Start of Available data

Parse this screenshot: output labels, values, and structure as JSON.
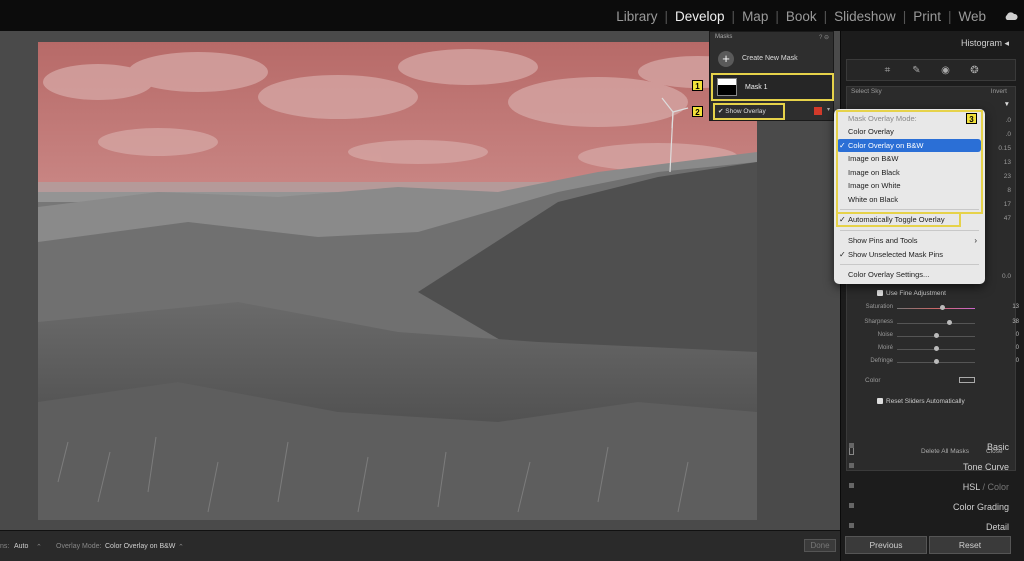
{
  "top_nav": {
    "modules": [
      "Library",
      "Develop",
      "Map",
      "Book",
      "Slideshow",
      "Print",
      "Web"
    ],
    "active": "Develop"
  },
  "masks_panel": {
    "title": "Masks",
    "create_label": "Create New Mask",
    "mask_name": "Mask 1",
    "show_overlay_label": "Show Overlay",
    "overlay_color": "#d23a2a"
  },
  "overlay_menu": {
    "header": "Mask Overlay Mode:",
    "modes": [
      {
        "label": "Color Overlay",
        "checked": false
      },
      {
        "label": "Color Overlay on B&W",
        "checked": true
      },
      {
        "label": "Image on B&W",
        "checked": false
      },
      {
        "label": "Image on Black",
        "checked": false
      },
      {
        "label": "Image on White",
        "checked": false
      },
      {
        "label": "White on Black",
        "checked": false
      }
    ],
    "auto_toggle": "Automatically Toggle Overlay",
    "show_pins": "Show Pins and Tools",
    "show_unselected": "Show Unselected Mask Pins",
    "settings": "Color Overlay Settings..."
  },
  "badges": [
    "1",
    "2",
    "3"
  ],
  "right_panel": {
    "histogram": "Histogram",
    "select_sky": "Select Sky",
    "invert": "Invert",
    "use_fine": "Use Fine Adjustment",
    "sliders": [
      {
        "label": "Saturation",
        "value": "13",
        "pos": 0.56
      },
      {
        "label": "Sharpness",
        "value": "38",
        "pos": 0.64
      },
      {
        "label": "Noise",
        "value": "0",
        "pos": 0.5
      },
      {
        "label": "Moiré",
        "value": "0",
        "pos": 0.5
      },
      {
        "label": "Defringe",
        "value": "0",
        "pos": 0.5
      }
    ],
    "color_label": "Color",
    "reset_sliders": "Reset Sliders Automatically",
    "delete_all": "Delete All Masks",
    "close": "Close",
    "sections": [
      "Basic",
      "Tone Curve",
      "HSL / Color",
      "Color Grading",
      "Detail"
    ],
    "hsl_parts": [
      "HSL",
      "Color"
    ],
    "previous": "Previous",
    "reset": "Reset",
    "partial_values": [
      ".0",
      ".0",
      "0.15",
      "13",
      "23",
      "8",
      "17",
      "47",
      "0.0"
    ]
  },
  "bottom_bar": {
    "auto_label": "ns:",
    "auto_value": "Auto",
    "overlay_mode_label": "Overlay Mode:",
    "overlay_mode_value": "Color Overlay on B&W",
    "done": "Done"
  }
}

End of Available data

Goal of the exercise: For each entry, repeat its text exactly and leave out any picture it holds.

Reply to the task:
Parse this screenshot: output labels, values, and structure as JSON.
{
  "top_nav": {
    "modules": [
      "Library",
      "Develop",
      "Map",
      "Book",
      "Slideshow",
      "Print",
      "Web"
    ],
    "active": "Develop"
  },
  "masks_panel": {
    "title": "Masks",
    "create_label": "Create New Mask",
    "mask_name": "Mask 1",
    "show_overlay_label": "Show Overlay",
    "overlay_color": "#d23a2a"
  },
  "overlay_menu": {
    "header": "Mask Overlay Mode:",
    "modes": [
      {
        "label": "Color Overlay",
        "checked": false
      },
      {
        "label": "Color Overlay on B&W",
        "checked": true
      },
      {
        "label": "Image on B&W",
        "checked": false
      },
      {
        "label": "Image on Black",
        "checked": false
      },
      {
        "label": "Image on White",
        "checked": false
      },
      {
        "label": "White on Black",
        "checked": false
      }
    ],
    "auto_toggle": "Automatically Toggle Overlay",
    "show_pins": "Show Pins and Tools",
    "show_unselected": "Show Unselected Mask Pins",
    "settings": "Color Overlay Settings..."
  },
  "badges": [
    "1",
    "2",
    "3"
  ],
  "right_panel": {
    "histogram": "Histogram",
    "select_sky": "Select Sky",
    "invert": "Invert",
    "use_fine": "Use Fine Adjustment",
    "sliders": [
      {
        "label": "Saturation",
        "value": "13",
        "pos": 0.56
      },
      {
        "label": "Sharpness",
        "value": "38",
        "pos": 0.64
      },
      {
        "label": "Noise",
        "value": "0",
        "pos": 0.5
      },
      {
        "label": "Moiré",
        "value": "0",
        "pos": 0.5
      },
      {
        "label": "Defringe",
        "value": "0",
        "pos": 0.5
      }
    ],
    "color_label": "Color",
    "reset_sliders": "Reset Sliders Automatically",
    "delete_all": "Delete All Masks",
    "close": "Close",
    "sections": [
      "Basic",
      "Tone Curve",
      "HSL / Color",
      "Color Grading",
      "Detail"
    ],
    "hsl_parts": [
      "HSL",
      "Color"
    ],
    "previous": "Previous",
    "reset": "Reset",
    "partial_values": [
      ".0",
      ".0",
      "0.15",
      "13",
      "23",
      "8",
      "17",
      "47",
      "0.0"
    ]
  },
  "bottom_bar": {
    "auto_label": "ns:",
    "auto_value": "Auto",
    "overlay_mode_label": "Overlay Mode:",
    "overlay_mode_value": "Color Overlay on B&W",
    "done": "Done"
  }
}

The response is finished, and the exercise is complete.